That's my theory, anyway. ::smile::

R.A.F.
2012-Aug-13, 08:53 PM
....you're talking about *saving* the evidence, which would also be a *replay*.

Not if it was recorded "as it happened".

edit to add....which now that I think about, doesn't make any sense...it was all tape delayed, so why would it not appear on ALL replays?



It appears that you are blaming this on a specific camera, maybe? That all copies made with that "live" camera will show this glitch? Or, it could be, that every camera that transmitted during the live dive showed the glitch--but if they didn't transmit but only recorded, then they didn't have the glitch?


When watched live, the "glitch" was there...yet when I "found" it, today on the net, the "glitch" was gone.


....and I don't have a clue as to what it was...

SeanF
2012-Aug-13, 09:43 PM
R.A.F., did you see my post? I think that's probably what was going on.

Where did you find it on the net?

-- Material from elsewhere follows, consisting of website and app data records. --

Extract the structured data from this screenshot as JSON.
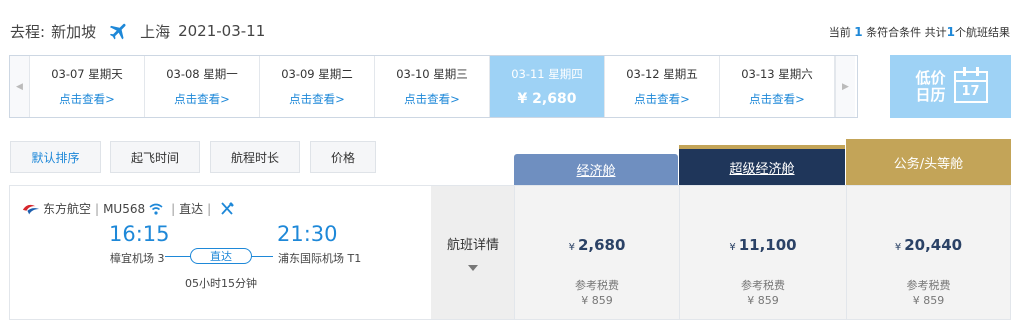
{
  "header": {
    "direction_label": "去程:",
    "from_city": "新加坡",
    "to_city": "上海",
    "date": "2021-03-11"
  },
  "result_summary": {
    "prefix": "当前",
    "match_count": "1",
    "match_text": "条符合条件 共计",
    "total_count": "1",
    "total_text": "个航班结果"
  },
  "date_strip": {
    "items": [
      {
        "date": "03-07 星期天",
        "value": "点击查看>"
      },
      {
        "date": "03-08 星期一",
        "value": "点击查看>"
      },
      {
        "date": "03-09 星期二",
        "value": "点击查看>"
      },
      {
        "date": "03-10 星期三",
        "value": "点击查看>"
      },
      {
        "date": "03-11 星期四",
        "value": "¥ 2,680"
      },
      {
        "date": "03-12 星期五",
        "value": "点击查看>"
      },
      {
        "date": "03-13 星期六",
        "value": "点击查看>"
      }
    ],
    "active_index": 4
  },
  "low_price_calendar": {
    "label": "低价日历",
    "day": "17"
  },
  "sort_buttons": [
    "默认排序",
    "起飞时间",
    "航程时长",
    "价格"
  ],
  "cabins": {
    "economy": "经济舱",
    "super_economy": "超级经济舱",
    "business": "公务/头等舱"
  },
  "flight": {
    "airline": "东方航空",
    "flight_no": "MU568",
    "direct_tag": "直达",
    "dep_time": "16:15",
    "dep_airport": "樟宜机场 3",
    "arr_time": "21:30",
    "arr_airport": "浦东国际机场 T1",
    "stop_label": "直达",
    "duration": "05小时15分钟",
    "details_label": "航班详情"
  },
  "prices": [
    {
      "currency": "¥",
      "amount": "2,680",
      "tax_label": "参考税费",
      "tax": "¥ 859"
    },
    {
      "currency": "¥",
      "amount": "11,100",
      "tax_label": "参考税费",
      "tax": "¥ 859"
    },
    {
      "currency": "¥",
      "amount": "20,440",
      "tax_label": "参考税费",
      "tax": "¥ 859"
    }
  ],
  "colors": {
    "accent_blue": "#1e88d8",
    "active_date_bg": "#9ed2f5",
    "economy_header": "#6f8fc0",
    "super_economy_header": "#1f365a",
    "business_header": "#c3a458"
  },
  "icons": {
    "plane": "airplane-icon",
    "calendar": "calendar-icon",
    "wifi": "wifi-icon",
    "meal": "meal-icon",
    "airline_logo": "china-eastern-logo"
  }
}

Was it from the official Olympics website, or something somebody uploaded to YouTube?

R.A.F.
2012-Aug-13, 09:51 PM
DOH!....yeah, I see your post, now....should have seen it before...


It was from the Olympics/NBC site.

SeanF
2012-Aug-13, 09:55 PM
It was from the Olympics/NBC site.
Okay, so it's a recompress from the original recording, rather than a recording of the original broadcast, so no pixelation (or, at least, different, less noticeable pixelation).

I'm no digital video expert, by the way, but this all seems to make sense to me. ::smile::

publiusr
2012-Aug-13, 10:21 PM
Could the camera be feeling water pressure spike--which Of course--isn't there in replays? I seem to remember some talk about scintillation when pulling back scotch tape. I seem to notice the same effect when a lot of action. On the last series of the new Full Metal Alchemist, the opening scene showing Pride is quite choppy. That's more of the case with a refresh rate you were speaking of. Sort of like the whine you hear after explosions in a digital format--or halos of different darkness.

I wonder if the camera is being influenced by impact in some way.

SeanF
2012-Aug-14, 01:18 PM
Could the camera be feeling water pressure spike--which Of course--isn't there in replays? I seem to remember some talk about scintillation when pulling back scotch tape. I seem to notice the same effect when a lot of action. On the last series of the new Full Metal Alchemist, the opening scene showing Pride is quite choppy. That's more of the case with a refresh rate you were speaking of. Sort of like the whine you hear after explosions in a digital format--or halos of different darkness.

I wonder if the camera is being influenced by impact in some way.
I only see a couple problems with that theory - first, the OP suggests that the anomaly occurred before the diver hit the water, so it couldn't be the impact which "shocked" the camera.

Secondly, it would require that the shock affects what the camera transmits, but not what it records.

And now that I think about it, it would also require that the replays actually originate from the camera itself rather than from a recording in the control booth...

R.A.F.
2012-Aug-14, 06:44 PM
...the OP suggests that the anomaly occurred before the diver hit the water, so it couldn't be the impact which "shocked" the camera.

I didn't think I was "suggesting" it, I thought I had actually said it. :)


Anyway...it happened when the divier was about 3/4 of the way down to the water.


...and I've watched a few of the diving replays, and I think Moose may have it right about it being a light reflection, as the diver passes past a very strong light source as he dives.

...for some reason, this is the first I've noticed that...

SeanF
2012-Aug-14, 08:24 PM
I didn't think I was "suggesting" it, I thought I had actually said it. :)
Hey, a smiley! They work now! :D


...and I've watched a few of the diving replays, and I think Moose may have it right about it being a light reflection, as the diver passes past a very strong light source as he dives.
Any chance of a link to a particular video and a reference time for when you remember seeing the glitch?